### [AIM OF THE EXERCISE]
Look over the listing below and report how many of its lines contain the string "Excel", with no other words.

### [INFORMATION SHOWN]
──────────
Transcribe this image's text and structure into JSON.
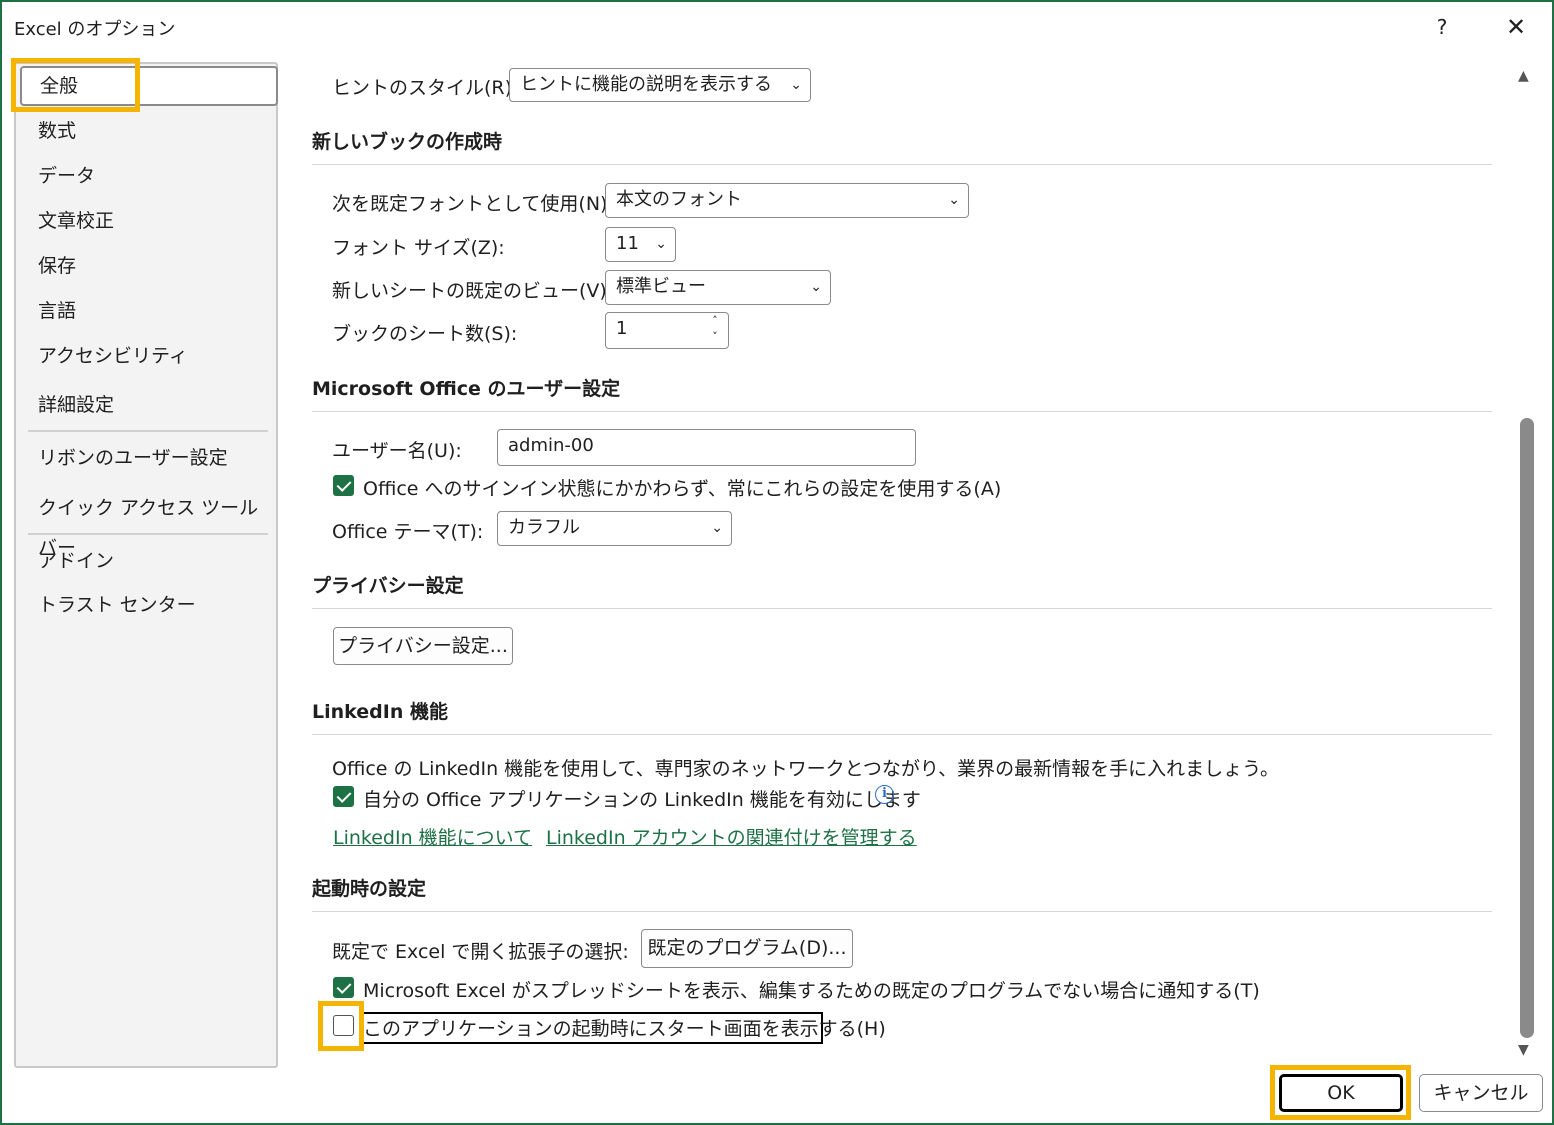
{
  "window": {
    "title": "Excel のオプション",
    "help": "?",
    "close": "✕"
  },
  "sidebar": {
    "items": [
      {
        "label": "全般",
        "selected": true
      },
      {
        "label": "数式"
      },
      {
        "label": "データ"
      },
      {
        "label": "文章校正"
      },
      {
        "label": "保存"
      },
      {
        "label": "言語"
      },
      {
        "label": "アクセシビリティ"
      },
      {
        "label": "詳細設定"
      },
      {
        "label": "リボンのユーザー設定"
      },
      {
        "label": "クイック アクセス ツール バー"
      },
      {
        "label": "アドイン"
      },
      {
        "label": "トラスト センター"
      }
    ]
  },
  "main": {
    "hint_style": {
      "label": "ヒントのスタイル(R):",
      "value": "ヒントに機能の説明を表示する"
    },
    "new_book": {
      "title": "新しいブックの作成時",
      "default_font": {
        "label": "次を既定フォントとして使用(N):",
        "value": "本文のフォント"
      },
      "font_size": {
        "label": "フォント サイズ(Z):",
        "value": "11"
      },
      "default_view": {
        "label": "新しいシートの既定のビュー(V):",
        "value": "標準ビュー"
      },
      "sheet_count": {
        "label": "ブックのシート数(S):",
        "value": "1"
      }
    },
    "user_settings": {
      "title": "Microsoft Office のユーザー設定",
      "username": {
        "label": "ユーザー名(U):",
        "value": "admin-00"
      },
      "always_use": {
        "label": "Office へのサインイン状態にかかわらず、常にこれらの設定を使用する(A)",
        "checked": true
      },
      "theme": {
        "label": "Office テーマ(T):",
        "value": "カラフル"
      }
    },
    "privacy": {
      "title": "プライバシー設定",
      "button": "プライバシー設定..."
    },
    "linkedin": {
      "title": "LinkedIn 機能",
      "description": "Office の LinkedIn 機能を使用して、専門家のネットワークとつながり、業界の最新情報を手に入れましょう。",
      "enable": {
        "label": "自分の Office アプリケーションの LinkedIn 機能を有効にします",
        "checked": true
      },
      "info_icon": "i",
      "link_about": "LinkedIn 機能について",
      "link_manage": "LinkedIn アカウントの関連付けを管理する"
    },
    "startup": {
      "title": "起動時の設定",
      "ext_label": "既定で Excel で開く拡張子の選択:",
      "default_programs_button": "既定のプログラム(D)...",
      "notify": {
        "label": "Microsoft Excel がスプレッドシートを表示、編集するための既定のプログラムでない場合に通知する(T)",
        "checked": true
      },
      "show_start": {
        "label": "このアプリケーションの起動時にスタート画面を表示する(H)",
        "checked": false
      }
    }
  },
  "footer": {
    "ok": "OK",
    "cancel": "キャンセル"
  },
  "icons": {
    "chevron": "⌄",
    "spin_up": "˄",
    "spin_down": "˅",
    "scroll_up": "▲",
    "scroll_down": "▼"
  },
  "colors": {
    "accent": "#1e7145",
    "highlight": "#f5b400",
    "link": "#1e7145"
  }
}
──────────
### [RESPONSE AREA]
3